On Fri 01 Jun 2012 20:28 +0000, Xyne wrote:
Loui Chang wrote:
It may be a bit of chicken-and-egg, though. The ppc/arm userbase might grow if arch is seen stable enough and seems to have sufficient packages, possibly making it worth being supported, but the lack of infrastructure won't make that so possible.
Yes, I also see it as a way of welcoming the ppc/arm/etc userbase into the main Arch collective, and adding their technological distinctiveness to our own.
At first I thought to propose a naming scheme for architecture-specific packages similar to VCS or programming language module packages, but that would be messy. The real problem is that each architecture has a different "namespace" for packages. It just so happens that i686 and x86_64 packages often require no changes, so we can use the same PGKBUILD for both.
I doubt that there is any impetus for it, but the ideal solution would be to separate the namespaces in ABS and AUR. Most PKGBUILDs would remain the same. Packages for multiple architectures would be copied into each namespace (e.g. arch=(i686 x86_64) would be copied to i686 and x86_64). This is what happens with built packages already, but the PKGBUILDs are still jumbled together in ABS and AUR for <convenience|laziness|tradition|tacos>.
Yeah this is not a bad idea. It would reduce need for complexity in PKGBUILDs
The real change would be that instead of having PKGBUILDs with complicated if-then-else blocks to handle architecture, we would have PKGBUILDs for each architecture *in those cases*, i.e. when changes are required for a particular architecture. Or maybe we could just use the current split PKGBUILD framework for doing something similar, with architecture-specific packages named foo-<arch> in the PKGBUILD.
The problem is with the PKGBUILD design. It wasn't really designed for multi-architectures, or even for fully supporting source builds. I don't really like the idea of building hacks upon hacks upon a format ill-suited for current needs.
Meh, I'm mostly thinking out loud here. The point was simply that there would be a way to have a namespace for unsupported architectures living side-by-side with the supported ones.

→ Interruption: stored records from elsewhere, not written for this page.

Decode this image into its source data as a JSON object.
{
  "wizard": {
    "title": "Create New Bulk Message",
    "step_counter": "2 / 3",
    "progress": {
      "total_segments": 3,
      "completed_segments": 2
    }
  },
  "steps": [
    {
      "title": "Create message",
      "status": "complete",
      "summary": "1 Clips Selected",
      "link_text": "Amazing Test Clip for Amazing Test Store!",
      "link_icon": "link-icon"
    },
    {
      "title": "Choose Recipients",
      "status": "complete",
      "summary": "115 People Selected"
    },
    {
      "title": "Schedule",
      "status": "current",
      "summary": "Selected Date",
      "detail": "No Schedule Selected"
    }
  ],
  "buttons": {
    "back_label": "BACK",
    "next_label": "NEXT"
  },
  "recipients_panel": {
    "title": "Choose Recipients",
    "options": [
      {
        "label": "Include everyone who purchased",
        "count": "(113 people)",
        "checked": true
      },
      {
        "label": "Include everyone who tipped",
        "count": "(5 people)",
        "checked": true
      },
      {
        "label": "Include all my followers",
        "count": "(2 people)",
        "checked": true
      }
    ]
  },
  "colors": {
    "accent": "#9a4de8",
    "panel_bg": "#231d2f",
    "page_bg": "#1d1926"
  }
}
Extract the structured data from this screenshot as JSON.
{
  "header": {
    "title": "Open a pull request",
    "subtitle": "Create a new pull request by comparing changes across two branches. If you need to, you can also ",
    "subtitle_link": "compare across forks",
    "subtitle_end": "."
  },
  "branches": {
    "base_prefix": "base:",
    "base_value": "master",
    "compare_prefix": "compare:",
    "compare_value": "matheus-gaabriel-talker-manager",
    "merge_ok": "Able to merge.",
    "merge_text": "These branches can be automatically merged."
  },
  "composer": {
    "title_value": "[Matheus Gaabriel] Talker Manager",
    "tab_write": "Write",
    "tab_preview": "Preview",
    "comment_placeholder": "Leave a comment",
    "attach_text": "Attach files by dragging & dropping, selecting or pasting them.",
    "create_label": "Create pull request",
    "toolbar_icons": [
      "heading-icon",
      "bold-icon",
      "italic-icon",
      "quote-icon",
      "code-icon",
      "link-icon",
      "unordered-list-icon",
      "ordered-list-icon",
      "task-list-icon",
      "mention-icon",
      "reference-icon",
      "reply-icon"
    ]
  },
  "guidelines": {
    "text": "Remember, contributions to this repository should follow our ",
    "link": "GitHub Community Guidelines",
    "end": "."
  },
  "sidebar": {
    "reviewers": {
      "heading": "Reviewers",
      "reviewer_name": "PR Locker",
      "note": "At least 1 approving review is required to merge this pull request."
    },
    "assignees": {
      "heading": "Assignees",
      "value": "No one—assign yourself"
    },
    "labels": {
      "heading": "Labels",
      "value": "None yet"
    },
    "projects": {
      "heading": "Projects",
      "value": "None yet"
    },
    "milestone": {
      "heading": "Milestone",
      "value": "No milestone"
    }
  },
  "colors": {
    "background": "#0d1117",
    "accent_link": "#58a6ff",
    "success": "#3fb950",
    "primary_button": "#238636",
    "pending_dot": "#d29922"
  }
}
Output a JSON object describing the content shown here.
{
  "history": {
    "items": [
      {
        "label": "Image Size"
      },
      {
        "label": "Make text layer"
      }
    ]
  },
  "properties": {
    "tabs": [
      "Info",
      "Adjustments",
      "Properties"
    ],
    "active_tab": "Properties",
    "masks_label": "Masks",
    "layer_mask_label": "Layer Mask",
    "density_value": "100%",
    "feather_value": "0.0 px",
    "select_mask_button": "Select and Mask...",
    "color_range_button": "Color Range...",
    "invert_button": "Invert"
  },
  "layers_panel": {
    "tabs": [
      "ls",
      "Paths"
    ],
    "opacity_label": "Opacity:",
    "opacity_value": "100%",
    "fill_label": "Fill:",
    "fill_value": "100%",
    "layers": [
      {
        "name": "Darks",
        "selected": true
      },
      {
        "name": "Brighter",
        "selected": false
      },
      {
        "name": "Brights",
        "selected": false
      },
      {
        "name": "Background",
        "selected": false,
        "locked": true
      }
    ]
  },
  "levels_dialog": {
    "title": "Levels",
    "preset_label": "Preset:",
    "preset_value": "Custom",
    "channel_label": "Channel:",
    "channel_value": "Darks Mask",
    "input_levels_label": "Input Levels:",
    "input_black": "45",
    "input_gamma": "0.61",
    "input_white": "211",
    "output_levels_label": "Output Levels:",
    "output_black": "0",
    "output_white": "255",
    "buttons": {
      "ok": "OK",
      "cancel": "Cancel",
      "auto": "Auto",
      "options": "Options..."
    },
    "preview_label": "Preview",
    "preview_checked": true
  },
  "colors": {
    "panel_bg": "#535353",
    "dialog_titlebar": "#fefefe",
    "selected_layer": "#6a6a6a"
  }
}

Ultimately I still think that it's unfortunate that all of the metadata is locked up in Bash. It difficilitates the creation of many practical metapackaging tools.
Yep. In terms of metadata I guess a good first step would be to use some simple clean format that is meant for data, not execution. Maybe pkginfo, (pacman db), yaml or something.